Restoration Intern Princes, Patriots, Bards and Sages of Stowe

11 August 2015

The Fane of Pastoral Poetry was initially named Gibb’s Building (named after its architect) and placed on the border between Warden Hill Walk and the Home Park, where Queen Caroline’s Monument now stands. It was then moved to its present position in the north-east corner of the garden, where it resides in the Grecian Valley. However, coherence was sustained by the circle of poetic and inspiration that has always surrounded it.

Around thy building, Gibbs, a sacred Band
Of Princes, Patriots, Bards and Sages stand. 
-Gilbert West, 1731

Originally, from the late 1720s to the early ‘30s, it was surrounded by half of the busts that now inhabit the Temple of British Worthies, and it was thus also known as the Temple of Worthies. In 1764, in its new spot, a statue of the Muse of Pastoral Poetry, Thalia, was placed inside.

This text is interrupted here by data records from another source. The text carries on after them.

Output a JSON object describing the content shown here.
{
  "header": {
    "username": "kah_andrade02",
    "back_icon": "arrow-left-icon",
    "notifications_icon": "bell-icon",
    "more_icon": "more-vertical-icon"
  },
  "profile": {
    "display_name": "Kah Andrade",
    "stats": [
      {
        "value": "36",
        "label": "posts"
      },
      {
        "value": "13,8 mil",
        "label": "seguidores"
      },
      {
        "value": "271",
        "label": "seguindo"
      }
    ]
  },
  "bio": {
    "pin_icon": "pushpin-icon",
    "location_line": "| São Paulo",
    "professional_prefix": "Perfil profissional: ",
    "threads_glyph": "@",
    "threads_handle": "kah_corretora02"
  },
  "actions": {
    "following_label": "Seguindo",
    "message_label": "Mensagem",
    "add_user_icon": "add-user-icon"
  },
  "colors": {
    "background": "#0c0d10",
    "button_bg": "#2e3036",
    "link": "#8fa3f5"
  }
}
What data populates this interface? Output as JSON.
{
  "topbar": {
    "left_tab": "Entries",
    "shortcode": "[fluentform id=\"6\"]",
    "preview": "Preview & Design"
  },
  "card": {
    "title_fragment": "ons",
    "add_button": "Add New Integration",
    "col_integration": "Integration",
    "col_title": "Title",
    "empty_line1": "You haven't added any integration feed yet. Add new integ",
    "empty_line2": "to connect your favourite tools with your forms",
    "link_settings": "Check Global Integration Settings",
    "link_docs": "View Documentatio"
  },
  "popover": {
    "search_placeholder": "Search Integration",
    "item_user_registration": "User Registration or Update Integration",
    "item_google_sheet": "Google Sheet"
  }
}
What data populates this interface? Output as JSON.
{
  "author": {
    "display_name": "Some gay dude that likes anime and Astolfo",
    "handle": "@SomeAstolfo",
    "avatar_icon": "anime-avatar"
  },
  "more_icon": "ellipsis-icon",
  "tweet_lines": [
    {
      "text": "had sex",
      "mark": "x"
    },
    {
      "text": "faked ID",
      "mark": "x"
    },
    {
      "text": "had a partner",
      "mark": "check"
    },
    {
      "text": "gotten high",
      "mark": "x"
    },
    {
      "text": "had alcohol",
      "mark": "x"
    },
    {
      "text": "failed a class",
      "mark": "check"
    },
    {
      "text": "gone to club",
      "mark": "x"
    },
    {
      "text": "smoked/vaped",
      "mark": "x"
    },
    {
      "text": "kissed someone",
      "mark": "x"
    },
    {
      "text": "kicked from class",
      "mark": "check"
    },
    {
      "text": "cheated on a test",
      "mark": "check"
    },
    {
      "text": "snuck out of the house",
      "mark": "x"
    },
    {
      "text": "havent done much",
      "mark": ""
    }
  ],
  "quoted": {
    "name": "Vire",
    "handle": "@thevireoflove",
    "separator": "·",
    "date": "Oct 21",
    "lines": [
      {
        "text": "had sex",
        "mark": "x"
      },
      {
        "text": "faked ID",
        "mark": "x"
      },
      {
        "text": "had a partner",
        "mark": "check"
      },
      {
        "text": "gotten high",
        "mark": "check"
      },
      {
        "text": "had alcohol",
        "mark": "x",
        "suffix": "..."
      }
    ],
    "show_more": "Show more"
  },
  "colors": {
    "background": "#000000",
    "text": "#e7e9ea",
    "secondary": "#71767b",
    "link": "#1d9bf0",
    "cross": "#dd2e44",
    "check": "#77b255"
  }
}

Restoration of the Fane, completed during summer 2002, included replacement of the roof, installation of benches in the interior and statues at the four exterior corners, and lime-washing of the structure.

About the same time that the Fane was altered and moved from the edge of the Home Park, a grouping of other statues were added to the south-east. The initial statue, of a faun, was joined by a group of statues of shepherds and shepherdesses. The thematic link is inescapable and their placement in the Grecian Valley abided to Alexander Pope’s principles as set out in his ‘Discourse on Pastoral Poetry’ (1704).

Pope was a great admirer of Viscount Cobham and visited the House and Gardens regularly. When the busts were moved from the Fane of Pastoral Poetry to the Temple of British Worthies in the Elysian Fields, he was the one to write patriotic inscriptions for each contemporary that Cobham chose. For Cobham, this was a way of supporting those who he felt were being betrayed by the current government.

The worthies he chose were taken from two fields: There were Figures of Contemplation (so that included writers, philosophers, scientists): Alexander Pope (surprise, surprise, he wrote some fabulous words about himself), Thomas Gresham, Inigo Jones, John Milton, William Shakespeare, John Locke, Isaac Newton and Francis Bacon.

And there were Figures of Action (politicians, monarchs, adventurers): King Alfred, Prince Edward (the Black Prince), Queen Elizabeth I, King William III, Walter Raleigh, Francis Drake, John Hampden and John Barnard.

Portrait sculpture had hitherto been reserved for royalty, though largely figures of classical dignity, but the fashion was changing and Cobham was an advocate for the celebration of heroes. The four busts on the Fane of Pastoral Poetry could be Greek muses, but equally they could represent Dryden, Milton, Spenser and Shakespeare.

As with everything at Stowe, temples were moved for a reason. The Fane now frames the vista for the monument to General Wolfe. General Wolfe’s victory at Quebec in 1759 had secured Canada for the British Empire, and his death at the moment of triumph had transformed him into another national hero.

There are no unsung heroes at Stowe; the landscape speaks Cobham’s unique political message through his hand-picked chorus of princes, patriots, bards and sages.